How do I keep my short sleeves from riding up?
Best Ways To Keep Sleeves In Place
- Switch to a fitted undershirt with spandex, that has closer fitting sleeves.
- Adhesive fashion tape.
- Body adhesive.
- Have a band of elastic sewn into the hem of your sleeves – this will hold better then the stretch fabric alone.
What is the warmest wool sweater?
New Zealand Possum Merino, the warmest knitwear in the world
- New Zealand possum merino is the answer.
- For many years, this luxury fibre was only available in small quantities in New Zealand, knitted by hand for hardy locals who knew and respected the secret qualities of possum merino.
Are wool sweaters durable?
Wool Is Durable. Wool can withstand the rigors of daily use. Wool fibers (and comparable synthetics) can bend over 20,000 times before they break, whereas cotton can bend only 3,000 times—a clear benefit in performance socks, for example.
Why do dresses bunch up in the back?
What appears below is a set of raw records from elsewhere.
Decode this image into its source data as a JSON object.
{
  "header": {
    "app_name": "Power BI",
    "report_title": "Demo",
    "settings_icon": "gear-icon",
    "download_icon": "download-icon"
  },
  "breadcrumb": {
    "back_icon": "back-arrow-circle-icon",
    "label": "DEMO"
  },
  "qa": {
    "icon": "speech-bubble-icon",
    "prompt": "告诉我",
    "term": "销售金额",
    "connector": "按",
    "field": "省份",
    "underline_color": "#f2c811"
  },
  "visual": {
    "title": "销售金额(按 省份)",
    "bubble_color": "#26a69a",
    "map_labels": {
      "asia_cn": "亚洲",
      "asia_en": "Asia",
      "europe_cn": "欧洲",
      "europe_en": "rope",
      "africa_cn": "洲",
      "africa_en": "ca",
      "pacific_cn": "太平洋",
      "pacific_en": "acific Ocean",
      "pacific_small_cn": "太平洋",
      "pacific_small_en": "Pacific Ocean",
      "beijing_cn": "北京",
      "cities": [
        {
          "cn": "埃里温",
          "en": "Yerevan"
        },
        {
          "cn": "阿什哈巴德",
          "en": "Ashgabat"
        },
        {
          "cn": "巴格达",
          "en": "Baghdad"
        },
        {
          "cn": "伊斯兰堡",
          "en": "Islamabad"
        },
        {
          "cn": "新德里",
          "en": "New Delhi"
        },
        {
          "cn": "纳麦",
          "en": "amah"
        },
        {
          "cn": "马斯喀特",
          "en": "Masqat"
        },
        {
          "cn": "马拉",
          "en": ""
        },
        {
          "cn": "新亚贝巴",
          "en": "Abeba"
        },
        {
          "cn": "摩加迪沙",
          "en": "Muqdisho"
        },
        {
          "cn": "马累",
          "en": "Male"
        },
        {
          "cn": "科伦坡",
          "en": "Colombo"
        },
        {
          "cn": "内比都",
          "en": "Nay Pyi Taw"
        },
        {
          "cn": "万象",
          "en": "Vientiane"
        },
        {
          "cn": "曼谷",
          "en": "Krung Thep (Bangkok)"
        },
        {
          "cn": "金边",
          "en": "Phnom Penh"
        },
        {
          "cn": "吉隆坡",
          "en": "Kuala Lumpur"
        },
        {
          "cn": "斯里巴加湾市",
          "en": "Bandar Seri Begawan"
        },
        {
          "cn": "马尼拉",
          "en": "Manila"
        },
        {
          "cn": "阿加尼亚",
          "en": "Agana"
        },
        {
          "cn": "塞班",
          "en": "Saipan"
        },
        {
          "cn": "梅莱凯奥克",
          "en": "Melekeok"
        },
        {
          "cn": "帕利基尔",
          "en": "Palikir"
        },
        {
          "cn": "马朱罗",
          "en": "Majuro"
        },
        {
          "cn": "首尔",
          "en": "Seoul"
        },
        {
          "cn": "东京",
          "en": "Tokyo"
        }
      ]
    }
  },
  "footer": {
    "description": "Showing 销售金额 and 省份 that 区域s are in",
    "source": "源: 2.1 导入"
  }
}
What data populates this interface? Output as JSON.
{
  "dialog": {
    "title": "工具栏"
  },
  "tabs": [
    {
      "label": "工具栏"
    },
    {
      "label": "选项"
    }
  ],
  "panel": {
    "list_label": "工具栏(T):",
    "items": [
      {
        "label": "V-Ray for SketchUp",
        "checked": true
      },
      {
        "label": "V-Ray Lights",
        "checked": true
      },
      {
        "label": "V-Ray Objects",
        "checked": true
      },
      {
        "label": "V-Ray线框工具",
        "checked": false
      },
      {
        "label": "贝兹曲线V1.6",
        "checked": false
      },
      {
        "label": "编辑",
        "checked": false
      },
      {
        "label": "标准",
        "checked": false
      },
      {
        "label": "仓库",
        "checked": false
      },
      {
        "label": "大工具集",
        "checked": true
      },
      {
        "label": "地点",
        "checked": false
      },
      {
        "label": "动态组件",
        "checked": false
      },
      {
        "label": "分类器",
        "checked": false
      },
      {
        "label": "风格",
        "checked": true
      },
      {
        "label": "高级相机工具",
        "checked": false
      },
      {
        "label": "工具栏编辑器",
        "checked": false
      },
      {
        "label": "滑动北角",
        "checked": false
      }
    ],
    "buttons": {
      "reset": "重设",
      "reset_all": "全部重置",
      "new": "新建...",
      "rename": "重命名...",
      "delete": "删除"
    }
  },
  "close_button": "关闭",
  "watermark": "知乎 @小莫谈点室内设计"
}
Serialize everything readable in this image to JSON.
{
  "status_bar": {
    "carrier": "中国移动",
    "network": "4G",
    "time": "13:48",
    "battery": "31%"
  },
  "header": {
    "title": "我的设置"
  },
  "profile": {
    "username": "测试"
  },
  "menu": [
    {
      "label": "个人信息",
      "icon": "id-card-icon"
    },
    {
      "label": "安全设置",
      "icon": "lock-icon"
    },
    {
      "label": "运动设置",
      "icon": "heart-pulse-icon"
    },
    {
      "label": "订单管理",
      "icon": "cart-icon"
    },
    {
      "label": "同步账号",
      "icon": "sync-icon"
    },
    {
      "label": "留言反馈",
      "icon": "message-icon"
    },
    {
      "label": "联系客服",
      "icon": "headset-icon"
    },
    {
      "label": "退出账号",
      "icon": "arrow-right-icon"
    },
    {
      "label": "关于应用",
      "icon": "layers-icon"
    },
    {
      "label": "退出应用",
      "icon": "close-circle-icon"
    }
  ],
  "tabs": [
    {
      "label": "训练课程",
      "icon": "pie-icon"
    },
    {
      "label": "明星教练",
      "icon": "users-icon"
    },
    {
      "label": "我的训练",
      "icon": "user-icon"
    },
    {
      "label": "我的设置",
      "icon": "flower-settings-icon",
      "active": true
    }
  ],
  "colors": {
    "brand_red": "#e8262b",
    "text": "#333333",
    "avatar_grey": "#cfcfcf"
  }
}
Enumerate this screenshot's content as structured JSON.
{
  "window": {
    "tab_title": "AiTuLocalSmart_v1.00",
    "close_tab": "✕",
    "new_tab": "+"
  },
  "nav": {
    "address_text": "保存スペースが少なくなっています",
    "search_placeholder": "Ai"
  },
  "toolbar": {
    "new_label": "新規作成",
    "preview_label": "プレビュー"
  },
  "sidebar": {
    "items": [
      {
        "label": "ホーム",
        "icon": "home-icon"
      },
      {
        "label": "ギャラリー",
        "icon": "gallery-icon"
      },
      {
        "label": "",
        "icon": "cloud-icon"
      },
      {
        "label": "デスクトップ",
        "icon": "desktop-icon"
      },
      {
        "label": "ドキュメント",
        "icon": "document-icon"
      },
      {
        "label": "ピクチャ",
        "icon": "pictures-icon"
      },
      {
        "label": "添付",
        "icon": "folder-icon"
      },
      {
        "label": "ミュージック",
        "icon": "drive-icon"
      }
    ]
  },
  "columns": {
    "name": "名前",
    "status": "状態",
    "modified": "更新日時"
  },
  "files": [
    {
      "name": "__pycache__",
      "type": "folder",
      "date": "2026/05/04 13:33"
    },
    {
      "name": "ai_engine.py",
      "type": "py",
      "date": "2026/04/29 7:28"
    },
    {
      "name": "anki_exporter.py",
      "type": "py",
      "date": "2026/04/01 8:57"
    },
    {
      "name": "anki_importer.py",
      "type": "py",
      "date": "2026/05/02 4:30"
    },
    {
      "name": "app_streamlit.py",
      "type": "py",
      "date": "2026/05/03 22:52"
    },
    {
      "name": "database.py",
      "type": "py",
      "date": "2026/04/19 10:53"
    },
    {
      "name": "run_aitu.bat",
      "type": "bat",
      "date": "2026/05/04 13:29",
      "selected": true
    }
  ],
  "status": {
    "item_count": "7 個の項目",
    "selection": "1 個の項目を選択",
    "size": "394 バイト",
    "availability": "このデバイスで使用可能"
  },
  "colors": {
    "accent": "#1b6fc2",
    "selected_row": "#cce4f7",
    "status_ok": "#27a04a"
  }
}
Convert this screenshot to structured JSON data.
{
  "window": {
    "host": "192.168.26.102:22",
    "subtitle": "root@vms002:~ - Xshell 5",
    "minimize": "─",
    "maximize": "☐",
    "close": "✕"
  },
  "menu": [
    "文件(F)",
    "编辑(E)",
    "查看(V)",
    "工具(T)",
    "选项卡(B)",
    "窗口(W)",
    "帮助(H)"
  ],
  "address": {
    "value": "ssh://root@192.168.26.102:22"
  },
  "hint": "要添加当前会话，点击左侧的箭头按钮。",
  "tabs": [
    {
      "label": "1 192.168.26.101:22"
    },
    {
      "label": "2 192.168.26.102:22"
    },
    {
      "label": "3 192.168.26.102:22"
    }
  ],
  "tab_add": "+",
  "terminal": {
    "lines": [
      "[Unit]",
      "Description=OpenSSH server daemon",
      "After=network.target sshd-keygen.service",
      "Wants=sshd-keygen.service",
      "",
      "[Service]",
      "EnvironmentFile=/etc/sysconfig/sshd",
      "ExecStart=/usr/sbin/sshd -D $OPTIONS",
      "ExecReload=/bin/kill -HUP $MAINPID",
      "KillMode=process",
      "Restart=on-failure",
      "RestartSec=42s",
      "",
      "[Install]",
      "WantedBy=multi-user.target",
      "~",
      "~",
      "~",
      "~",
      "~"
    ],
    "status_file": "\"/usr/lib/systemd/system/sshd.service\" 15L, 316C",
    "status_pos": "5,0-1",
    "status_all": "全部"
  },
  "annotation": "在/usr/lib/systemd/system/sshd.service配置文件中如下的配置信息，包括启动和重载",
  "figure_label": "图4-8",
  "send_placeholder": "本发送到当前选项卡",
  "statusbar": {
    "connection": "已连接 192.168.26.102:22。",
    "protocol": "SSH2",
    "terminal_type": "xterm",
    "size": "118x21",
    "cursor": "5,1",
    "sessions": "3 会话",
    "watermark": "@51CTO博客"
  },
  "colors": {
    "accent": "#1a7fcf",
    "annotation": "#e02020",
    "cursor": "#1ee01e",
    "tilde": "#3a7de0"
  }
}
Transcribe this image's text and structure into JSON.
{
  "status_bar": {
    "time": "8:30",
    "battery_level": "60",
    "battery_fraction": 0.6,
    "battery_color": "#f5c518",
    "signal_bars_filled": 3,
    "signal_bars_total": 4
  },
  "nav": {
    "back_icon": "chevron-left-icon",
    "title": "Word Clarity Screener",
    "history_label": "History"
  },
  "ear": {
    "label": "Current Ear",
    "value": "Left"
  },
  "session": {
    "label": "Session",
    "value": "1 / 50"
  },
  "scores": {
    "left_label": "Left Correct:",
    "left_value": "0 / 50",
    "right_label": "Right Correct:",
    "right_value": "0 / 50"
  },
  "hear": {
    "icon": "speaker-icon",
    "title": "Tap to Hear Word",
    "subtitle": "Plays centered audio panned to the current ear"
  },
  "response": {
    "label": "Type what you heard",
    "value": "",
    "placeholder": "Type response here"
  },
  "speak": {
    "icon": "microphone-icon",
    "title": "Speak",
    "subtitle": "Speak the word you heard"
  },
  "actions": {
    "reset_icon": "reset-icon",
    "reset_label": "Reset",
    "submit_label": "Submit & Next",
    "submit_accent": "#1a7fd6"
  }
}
Most bunching comes from your body shape being not related to the shape that the garment was cut for. Too much fabric in an area that doesn’t have the: flesh to fill it out. length to let it hang without bunching.
What is the tag on the back of your shirt called?
What is a Hem Tag? The newest trend that has gained in popularity for the labeling industry, is the Hem Tag. These tags are those little folded logo tags you see placed on the outside of a clothing item. Often on the bottom of the shirt, but not exclusively!
What is the loop on the back of scrubs for?
Some Code Happy scrub tops have loops where you can attach your identification card. This is handy since IDs clipped onto chest pockets have the tendency to fall or dangle. That’s not exactly something you’d like when you’re leaning over a contaminated or even a sterile area.